Module 6: Introduction to Unsupervised Learning
Welcome! We are going to delve into the topic of unsupervised learning!
- Give a general introduction to unsupervised learning.
- Use k-means clustering as unsupervised learning technique.
- Find clusters with k-means algorithm.
- Evaluate our results with the Elbow method.
Unsupervised Learning is the process of identifying patterns in a dataset. Identifying patterns is often an early step in understanding data. Unsupervised learning methods are a set of techniques designed to explore and find "hidden structure" rather than predict outcomes.
Unsupervised learning does not require labeled data, therefore works for broader range of data. In fact, most data in the world is unlabeled. However, since there are no labels / correct answers there is not always a clear feedback to validate that the results are correct.
There are two main techniques in the domain of unsupervised learning:
Dimensionality Reduction Some datasets have too many features causing problems with over-fitting, slow model fitting time and issues with metric interpretability (look up the Curse of Dimensionality!). For this reason, we look for methods to reduce the number of features used to train the model while maintaining most of the variance/signal in the data.
Clustering Clustering is relatively self explanatory. These are methods which divide the dataset into subgroups based on similar characteristics. These sub-groups can be then be used in further supervised learning algorithms or act as an intuitive way to understand the natural subsets in your dataset. Clustering is sometimes referred to as data segmentation or data partitioning.
In this module, we will focus on the K-Means Clustering algorithm, how it works and how to evaluate it's performance.
Firstly, refer to your lecture notes as they will explain the fundamentals covered here in reference to the Kiva dataset we are using!

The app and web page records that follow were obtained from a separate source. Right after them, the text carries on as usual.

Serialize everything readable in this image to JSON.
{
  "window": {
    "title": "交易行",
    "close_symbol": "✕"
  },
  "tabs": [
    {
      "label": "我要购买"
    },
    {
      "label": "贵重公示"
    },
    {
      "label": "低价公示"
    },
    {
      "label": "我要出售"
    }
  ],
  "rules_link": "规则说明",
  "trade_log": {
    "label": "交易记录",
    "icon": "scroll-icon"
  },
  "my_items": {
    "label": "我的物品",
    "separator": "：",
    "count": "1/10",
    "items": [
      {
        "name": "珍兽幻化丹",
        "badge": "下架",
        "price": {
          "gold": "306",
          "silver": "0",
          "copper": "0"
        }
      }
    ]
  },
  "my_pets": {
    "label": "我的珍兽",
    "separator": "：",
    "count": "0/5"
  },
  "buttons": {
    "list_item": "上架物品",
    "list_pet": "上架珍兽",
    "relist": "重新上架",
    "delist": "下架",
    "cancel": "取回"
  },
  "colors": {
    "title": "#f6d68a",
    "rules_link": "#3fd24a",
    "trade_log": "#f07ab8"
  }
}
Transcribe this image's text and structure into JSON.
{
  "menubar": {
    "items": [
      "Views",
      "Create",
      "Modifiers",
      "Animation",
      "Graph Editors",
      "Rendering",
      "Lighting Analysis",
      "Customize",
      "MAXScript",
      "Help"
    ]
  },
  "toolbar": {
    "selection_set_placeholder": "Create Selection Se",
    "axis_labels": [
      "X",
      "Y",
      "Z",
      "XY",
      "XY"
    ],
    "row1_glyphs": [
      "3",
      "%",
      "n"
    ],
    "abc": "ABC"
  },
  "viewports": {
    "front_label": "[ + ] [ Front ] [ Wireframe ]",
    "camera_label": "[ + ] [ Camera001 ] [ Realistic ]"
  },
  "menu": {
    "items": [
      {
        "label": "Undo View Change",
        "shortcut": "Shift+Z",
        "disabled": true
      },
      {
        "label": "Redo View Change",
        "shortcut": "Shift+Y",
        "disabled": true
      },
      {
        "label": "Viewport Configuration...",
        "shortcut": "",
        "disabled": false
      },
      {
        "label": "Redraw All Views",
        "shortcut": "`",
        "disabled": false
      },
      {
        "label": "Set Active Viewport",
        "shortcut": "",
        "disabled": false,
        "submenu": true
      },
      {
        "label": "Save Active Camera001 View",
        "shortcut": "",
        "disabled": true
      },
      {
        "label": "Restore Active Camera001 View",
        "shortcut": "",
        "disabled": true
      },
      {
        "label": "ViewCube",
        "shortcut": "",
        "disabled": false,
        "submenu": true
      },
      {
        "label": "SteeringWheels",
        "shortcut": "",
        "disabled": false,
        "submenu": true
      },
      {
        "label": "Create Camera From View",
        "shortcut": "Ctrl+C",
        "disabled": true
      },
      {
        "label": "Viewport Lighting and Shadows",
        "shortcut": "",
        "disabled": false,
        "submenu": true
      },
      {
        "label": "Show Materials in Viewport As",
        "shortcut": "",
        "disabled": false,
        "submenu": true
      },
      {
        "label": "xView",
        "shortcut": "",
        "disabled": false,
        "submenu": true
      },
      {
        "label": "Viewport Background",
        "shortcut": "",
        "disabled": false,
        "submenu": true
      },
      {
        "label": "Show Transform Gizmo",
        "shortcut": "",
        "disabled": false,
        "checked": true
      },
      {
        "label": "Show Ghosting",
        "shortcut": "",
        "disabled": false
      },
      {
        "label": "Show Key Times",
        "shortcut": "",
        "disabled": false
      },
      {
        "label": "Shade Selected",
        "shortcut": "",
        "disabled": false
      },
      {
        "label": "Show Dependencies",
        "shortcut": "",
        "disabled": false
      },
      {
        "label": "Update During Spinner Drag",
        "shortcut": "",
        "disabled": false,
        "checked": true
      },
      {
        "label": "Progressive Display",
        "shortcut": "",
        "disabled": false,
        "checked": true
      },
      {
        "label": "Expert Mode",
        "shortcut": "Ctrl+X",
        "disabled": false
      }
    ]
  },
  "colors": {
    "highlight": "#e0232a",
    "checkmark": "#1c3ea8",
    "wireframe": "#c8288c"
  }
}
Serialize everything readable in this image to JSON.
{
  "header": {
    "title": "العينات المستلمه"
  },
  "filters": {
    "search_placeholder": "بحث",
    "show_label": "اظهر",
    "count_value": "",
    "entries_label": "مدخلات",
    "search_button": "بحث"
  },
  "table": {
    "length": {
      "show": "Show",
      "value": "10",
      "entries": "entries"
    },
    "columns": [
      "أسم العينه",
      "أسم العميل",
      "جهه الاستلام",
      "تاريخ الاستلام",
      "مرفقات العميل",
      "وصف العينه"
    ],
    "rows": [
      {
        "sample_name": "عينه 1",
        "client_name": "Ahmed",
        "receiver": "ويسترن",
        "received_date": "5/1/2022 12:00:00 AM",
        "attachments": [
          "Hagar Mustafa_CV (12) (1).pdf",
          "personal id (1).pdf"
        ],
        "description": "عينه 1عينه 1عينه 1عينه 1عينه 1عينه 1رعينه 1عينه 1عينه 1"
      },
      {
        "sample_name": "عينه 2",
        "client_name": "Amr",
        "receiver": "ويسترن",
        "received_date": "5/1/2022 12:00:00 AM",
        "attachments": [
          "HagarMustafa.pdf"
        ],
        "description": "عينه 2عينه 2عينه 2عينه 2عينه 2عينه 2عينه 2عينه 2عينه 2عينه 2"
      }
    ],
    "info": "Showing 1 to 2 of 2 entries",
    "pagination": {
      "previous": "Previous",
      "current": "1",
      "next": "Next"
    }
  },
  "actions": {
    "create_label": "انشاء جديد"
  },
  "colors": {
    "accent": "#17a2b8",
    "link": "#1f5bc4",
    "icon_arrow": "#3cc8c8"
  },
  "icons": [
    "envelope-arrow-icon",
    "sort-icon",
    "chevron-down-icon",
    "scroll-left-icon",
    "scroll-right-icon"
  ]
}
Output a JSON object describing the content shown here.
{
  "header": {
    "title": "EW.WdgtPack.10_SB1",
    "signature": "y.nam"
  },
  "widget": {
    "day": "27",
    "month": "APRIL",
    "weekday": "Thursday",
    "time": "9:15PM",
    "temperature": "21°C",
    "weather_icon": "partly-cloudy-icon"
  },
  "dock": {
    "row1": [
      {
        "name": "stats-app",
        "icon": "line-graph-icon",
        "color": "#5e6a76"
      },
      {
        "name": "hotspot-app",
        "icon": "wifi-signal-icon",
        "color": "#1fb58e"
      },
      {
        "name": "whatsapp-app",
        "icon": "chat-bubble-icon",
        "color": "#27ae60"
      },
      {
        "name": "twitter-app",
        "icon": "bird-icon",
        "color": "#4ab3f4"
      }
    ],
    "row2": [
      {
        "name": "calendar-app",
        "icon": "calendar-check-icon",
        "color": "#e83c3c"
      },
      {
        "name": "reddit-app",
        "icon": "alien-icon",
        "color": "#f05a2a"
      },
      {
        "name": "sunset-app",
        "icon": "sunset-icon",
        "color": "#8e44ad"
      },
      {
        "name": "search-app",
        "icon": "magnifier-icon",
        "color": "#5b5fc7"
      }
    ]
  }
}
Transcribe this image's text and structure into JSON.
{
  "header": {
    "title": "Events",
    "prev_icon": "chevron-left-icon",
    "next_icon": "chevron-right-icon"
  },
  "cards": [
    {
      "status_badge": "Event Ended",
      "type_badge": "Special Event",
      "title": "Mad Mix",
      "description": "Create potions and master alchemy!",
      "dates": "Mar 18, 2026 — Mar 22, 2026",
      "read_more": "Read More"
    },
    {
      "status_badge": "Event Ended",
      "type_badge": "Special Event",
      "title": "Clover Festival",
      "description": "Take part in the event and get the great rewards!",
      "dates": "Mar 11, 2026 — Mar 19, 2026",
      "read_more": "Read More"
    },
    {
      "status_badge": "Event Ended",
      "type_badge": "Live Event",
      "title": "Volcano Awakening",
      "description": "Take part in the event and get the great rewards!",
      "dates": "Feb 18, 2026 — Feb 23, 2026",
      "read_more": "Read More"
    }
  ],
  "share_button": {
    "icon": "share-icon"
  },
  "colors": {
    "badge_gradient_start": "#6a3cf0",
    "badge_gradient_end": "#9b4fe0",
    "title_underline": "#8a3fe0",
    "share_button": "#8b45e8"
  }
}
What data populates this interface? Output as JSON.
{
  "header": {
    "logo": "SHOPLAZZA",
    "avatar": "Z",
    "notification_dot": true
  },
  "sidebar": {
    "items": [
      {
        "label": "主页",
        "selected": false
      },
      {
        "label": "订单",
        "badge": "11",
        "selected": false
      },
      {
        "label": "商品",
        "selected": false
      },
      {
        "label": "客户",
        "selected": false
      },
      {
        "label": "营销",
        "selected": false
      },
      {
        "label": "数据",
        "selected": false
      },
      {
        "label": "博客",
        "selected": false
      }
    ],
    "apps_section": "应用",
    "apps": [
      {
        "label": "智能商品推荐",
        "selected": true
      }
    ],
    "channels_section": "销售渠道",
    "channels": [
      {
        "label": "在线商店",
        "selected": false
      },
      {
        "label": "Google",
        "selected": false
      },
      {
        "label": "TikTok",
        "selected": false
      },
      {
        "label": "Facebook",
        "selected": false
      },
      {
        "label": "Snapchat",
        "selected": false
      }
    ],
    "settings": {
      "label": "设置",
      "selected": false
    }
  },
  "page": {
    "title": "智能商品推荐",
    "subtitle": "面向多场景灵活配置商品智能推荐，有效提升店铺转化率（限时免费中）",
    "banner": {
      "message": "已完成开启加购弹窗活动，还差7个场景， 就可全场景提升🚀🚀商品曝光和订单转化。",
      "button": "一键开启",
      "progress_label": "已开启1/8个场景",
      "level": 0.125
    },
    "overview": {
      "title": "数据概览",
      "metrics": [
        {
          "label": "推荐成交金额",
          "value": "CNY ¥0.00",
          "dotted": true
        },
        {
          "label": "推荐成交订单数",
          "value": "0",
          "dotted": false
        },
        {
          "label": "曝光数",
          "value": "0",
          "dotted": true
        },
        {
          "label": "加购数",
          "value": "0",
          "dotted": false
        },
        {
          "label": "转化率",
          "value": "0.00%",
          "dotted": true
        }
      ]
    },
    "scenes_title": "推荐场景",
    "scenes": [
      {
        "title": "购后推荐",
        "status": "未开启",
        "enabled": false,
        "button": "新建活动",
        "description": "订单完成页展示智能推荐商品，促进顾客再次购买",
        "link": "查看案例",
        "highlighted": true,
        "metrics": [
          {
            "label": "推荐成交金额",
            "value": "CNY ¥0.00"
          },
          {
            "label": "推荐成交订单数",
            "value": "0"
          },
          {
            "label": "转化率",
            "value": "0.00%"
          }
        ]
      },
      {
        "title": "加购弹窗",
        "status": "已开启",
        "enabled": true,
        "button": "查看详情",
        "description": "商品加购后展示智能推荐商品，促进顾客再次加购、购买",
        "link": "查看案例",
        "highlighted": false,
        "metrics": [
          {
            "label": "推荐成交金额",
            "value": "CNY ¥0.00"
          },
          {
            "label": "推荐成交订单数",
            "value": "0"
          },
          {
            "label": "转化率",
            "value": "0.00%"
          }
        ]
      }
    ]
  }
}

For additional help, we find the following resources to be very useful.
- K-Means handout from Stanford: From the computer science course at Stanford University, this is a handout giving an overview of the k-means algorithm, sample code and it provides a bit more detail on how clustering can be improved.
- Interactive introduction to dimensionality reduction: A comprehensive introduction to three dimensionality reduction methods, PCA, LDA and t-SNE from kaggle. Interactive examples with code are provided so that you can see the impact of these methods on the features.
Hierarchical Clustering is a more complex method to cluster data points and evaluate the clusters. Unlike K-Means, we do not need enforce the number of cluster to look for in hierarchical clustering. The algorithm incrementally creates groups data points together to create cluster, staring with every data point as it's own cluster, until all the data in a single cluster. The results can be displayed in a diagram called a dendrogram which allows us to evaluate the possible combination of clusters.
For more information checkout these resources:
- Hierarchical Clustering Analysis: An thorough introduction to Hierarchical Clustering with examples in R. Although it does not used python to create the analysis, this is an excellent resource to understand the underlying principles of hierarchical clustering and to become familiar with dendrograms.
- Unsupervised Machine Learning: Hierarchical Clustering: Although the text is a bit dense and focuses more on the context for hierarchical clustering, this article provides great examples using python and the scikit-learn library.
- Hierarchical Clustering Analysis: From Stanford Universities, a step by step pdf guide to hierarchical clustering, covering how it works, how to find the 'right' number of clusters and evaluating the validity of the clusters.